Several years ago, my cousin visited South America. Upon her return, she entertained me with the different foods that she had encountered. I remember picturing the Inca Indians sitting around their irregular fieldstone buildings, supping on this exotic meal. I even told my students about "quee-no-wa," the Ecuadorian grain.
Not as many years ago, my daughter brought "keen-wa" and roasted Brussels sprouts for dinner. I was intrigued but, too proud, I didn't ask her what it was.
"Oh," I said, and looked at the package. "You mean 'quee-NO-wa.'" She gave me that "Mom" look. I then went to Google.
Quinoa, pronounced "keen-wa," is a "happening" food item today. New to the American food scene, it is gaining popularity with the possibility of soon becoming a staple. It is good for breakfast. It is good for lunch. It is good for dinner. It is good for you.
Quinoa is a simple seed, not a grain, from a South American plant. It has been a staple in Equator and Bolivia before Columbus discovered America. Today America has discovered Quinoa.
If you haven't tasted it yet, please do. It is now readily available in the health food section of your grocery and at our local Mohawk Harvest, and at any other health food stores worth visiting.
I'm often a little suspicious of anything that gets touted as a "superfood," but in this case I could be wrong. The Food and Agricultural Organization of the United Nations declared 2013 as "The International Year of the Quinoa." Quinoa is a complete protein, which means it contains all eight essential amino acids that are needed to sustain human life and growth.

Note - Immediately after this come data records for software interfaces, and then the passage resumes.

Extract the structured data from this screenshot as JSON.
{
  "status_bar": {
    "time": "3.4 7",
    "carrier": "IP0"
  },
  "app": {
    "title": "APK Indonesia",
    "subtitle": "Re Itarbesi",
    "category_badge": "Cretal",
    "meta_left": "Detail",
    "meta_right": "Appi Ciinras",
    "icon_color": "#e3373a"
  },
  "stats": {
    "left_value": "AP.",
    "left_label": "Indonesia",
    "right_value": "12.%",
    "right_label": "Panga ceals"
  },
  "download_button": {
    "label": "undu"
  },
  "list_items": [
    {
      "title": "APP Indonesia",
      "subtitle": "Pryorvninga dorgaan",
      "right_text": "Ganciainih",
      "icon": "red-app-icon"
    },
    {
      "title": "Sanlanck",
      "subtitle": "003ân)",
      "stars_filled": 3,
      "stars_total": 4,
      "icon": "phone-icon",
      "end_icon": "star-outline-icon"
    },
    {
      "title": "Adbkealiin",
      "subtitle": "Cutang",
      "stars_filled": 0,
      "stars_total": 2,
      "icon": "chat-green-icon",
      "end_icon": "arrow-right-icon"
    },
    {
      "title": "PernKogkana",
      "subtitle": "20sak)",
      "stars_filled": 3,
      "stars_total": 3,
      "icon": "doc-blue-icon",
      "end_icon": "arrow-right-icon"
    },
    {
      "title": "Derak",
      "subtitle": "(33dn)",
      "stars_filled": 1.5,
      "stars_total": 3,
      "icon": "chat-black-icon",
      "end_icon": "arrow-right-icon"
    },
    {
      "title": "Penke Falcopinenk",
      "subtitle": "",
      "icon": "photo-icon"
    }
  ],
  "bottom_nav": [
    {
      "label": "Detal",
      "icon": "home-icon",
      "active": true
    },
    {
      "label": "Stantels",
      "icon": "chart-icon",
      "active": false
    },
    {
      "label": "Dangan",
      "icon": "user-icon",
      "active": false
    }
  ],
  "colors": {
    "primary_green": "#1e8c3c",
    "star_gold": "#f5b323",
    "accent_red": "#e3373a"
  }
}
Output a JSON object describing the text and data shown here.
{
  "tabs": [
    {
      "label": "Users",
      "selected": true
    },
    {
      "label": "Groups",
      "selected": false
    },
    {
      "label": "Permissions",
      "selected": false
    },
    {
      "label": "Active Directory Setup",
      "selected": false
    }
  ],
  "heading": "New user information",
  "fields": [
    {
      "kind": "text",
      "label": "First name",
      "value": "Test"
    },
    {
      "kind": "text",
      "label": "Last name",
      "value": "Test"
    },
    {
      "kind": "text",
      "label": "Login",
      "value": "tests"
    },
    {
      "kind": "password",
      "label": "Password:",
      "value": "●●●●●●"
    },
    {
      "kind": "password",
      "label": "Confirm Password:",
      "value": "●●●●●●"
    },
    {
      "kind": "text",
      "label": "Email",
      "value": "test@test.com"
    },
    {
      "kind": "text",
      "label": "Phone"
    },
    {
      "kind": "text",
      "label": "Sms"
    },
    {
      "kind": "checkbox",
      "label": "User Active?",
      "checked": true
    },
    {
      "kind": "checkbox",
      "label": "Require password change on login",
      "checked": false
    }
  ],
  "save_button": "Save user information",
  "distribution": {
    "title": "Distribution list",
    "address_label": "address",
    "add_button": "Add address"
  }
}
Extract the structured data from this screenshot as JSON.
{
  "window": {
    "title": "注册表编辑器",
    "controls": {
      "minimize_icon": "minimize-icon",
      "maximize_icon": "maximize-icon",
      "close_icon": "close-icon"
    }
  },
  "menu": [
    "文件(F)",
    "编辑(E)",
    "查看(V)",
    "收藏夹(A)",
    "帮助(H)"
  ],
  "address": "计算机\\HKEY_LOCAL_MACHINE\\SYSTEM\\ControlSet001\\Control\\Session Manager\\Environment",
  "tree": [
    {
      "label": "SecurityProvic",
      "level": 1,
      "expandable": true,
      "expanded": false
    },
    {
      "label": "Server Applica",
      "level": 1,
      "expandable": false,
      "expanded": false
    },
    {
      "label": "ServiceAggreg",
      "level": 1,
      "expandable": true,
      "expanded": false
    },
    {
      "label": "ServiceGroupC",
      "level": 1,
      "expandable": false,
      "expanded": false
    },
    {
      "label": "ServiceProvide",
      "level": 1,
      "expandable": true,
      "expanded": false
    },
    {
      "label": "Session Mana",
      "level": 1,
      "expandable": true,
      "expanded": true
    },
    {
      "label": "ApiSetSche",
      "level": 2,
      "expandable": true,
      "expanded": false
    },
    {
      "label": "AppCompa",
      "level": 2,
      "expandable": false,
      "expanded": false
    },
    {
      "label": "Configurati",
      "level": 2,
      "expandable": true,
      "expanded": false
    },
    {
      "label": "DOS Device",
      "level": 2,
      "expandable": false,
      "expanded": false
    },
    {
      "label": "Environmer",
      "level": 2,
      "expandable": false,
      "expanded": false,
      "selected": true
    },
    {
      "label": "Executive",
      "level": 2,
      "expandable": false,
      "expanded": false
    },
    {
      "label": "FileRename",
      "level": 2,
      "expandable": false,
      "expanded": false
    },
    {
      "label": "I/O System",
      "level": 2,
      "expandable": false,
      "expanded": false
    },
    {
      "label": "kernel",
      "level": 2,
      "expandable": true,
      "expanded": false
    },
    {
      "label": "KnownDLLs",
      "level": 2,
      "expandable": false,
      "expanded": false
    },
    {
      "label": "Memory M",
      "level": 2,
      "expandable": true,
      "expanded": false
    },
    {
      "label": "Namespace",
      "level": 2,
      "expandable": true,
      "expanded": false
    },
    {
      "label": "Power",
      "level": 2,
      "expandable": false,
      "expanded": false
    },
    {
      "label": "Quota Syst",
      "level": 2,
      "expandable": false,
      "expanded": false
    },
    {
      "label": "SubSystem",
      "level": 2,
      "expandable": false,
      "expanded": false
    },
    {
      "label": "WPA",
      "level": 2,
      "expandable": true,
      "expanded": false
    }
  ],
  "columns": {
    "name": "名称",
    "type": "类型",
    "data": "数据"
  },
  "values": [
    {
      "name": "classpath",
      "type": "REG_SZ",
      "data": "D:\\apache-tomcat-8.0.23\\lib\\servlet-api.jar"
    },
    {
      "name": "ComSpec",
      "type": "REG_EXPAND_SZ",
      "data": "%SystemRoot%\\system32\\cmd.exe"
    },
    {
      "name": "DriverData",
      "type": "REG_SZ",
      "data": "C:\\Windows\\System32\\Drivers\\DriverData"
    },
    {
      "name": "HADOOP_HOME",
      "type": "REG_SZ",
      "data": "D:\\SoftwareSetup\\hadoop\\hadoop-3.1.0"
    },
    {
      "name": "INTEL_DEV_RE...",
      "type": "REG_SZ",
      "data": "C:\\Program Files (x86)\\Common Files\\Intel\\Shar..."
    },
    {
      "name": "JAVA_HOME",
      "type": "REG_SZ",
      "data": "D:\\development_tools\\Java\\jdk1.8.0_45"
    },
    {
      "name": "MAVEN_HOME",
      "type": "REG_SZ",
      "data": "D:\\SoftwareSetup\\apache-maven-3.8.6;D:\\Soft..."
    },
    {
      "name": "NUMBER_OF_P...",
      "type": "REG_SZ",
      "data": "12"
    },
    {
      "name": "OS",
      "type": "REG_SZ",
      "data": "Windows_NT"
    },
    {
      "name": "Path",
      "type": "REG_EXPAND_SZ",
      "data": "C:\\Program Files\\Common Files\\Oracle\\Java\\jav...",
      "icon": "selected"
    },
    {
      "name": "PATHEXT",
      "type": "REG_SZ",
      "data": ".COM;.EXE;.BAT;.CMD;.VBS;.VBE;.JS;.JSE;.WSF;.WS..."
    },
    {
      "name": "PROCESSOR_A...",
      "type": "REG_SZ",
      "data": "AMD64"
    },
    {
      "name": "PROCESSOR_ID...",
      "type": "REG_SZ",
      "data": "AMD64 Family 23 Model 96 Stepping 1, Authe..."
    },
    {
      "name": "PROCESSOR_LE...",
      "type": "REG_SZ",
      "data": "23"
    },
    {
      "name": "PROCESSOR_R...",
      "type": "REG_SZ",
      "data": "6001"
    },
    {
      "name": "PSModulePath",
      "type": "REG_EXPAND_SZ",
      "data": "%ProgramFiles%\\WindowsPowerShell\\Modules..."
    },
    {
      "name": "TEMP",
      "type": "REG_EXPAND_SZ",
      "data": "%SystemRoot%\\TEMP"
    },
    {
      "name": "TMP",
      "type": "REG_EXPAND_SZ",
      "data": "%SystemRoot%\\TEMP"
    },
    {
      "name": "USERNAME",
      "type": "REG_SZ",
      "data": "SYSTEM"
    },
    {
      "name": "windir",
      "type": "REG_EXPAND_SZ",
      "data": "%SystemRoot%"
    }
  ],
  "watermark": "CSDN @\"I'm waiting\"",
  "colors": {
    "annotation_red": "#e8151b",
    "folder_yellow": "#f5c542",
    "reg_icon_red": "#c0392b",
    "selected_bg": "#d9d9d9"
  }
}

This is unique as this complete set of amino acids is commonly found mostly in animal products or a combination of plant foods. A pseudo-cereal, Quinoa belongs to the same family as spinach and beets, with the nutritional benefits as well. But this is only one reason why this little gem is so popular.
Quinoa is delicious. Its nutty flavor combines well with other foods.
I love the texture, which is a little like barley with its chewiness. It also has a light fluffiness akin to well-prepared couscous.
Quinoa is versatile: It can be substituted for the starch at any meal, served hot or cold. It comes whole, in flakes or most popularly seed form. Quinoa adds to the food presentation as it comes in different colors. The most common is white, but there are also red and black.
It is the answer to many diets and food concerns: It will complete a vegan diet and add to a vegetarian diet. It is high in fiber and low in fat, low in salt, low in sugar and low in calories. It is all natural. It is gluten free, wheat free, peanut free and dairy free.
Although not currently a "local" product, Colorado is experimenting with raising two varities.
It is easy to prepare: If you can make rice, you can make Quinoa.
The basic recipe below, compliments of Whole Foods Stores, serves four and makes about four cups.
Ingredients: 1 cup quinoa, 2 cups water, 1/2 teaspoon salt (optional)
Note: Most commercial quinoa is washed, but some may need to be washed again to remove the outer bitter shell.
Rinse quinoa in a fine sieve until water runs clear; drain and transfer to a medium pot. Add water and salt and bring to a boil. Cover, reduce heat to medium low and simmer until water is absorbed, 15 to 20 minutes. Set aside off the heat for five minutes; uncover and fluff with a fork.
Below I have chosen my favorite variations, to show Quinoa's versatility.
Quinoa main dish or salad or side dish or breakfast porridge: To the cooked quinoa add cup balsamic vinegar, 2 tablespoons extra virgin olive oil, cup dark red cherries, cranberries, currants or raisins, cup pistachios, pecans or walnuts. Fluff lightly to mix. If served cold add head radicchio thinly sliced, or cabbage, mangoes or oranges. If served warm add cooked broccoli or onions.
Serving quinoa to customers or at home to family is the "new age" thing to do. It will impress all, especially if you say it right.
Comments can be sent to firstname.lastname@example.org.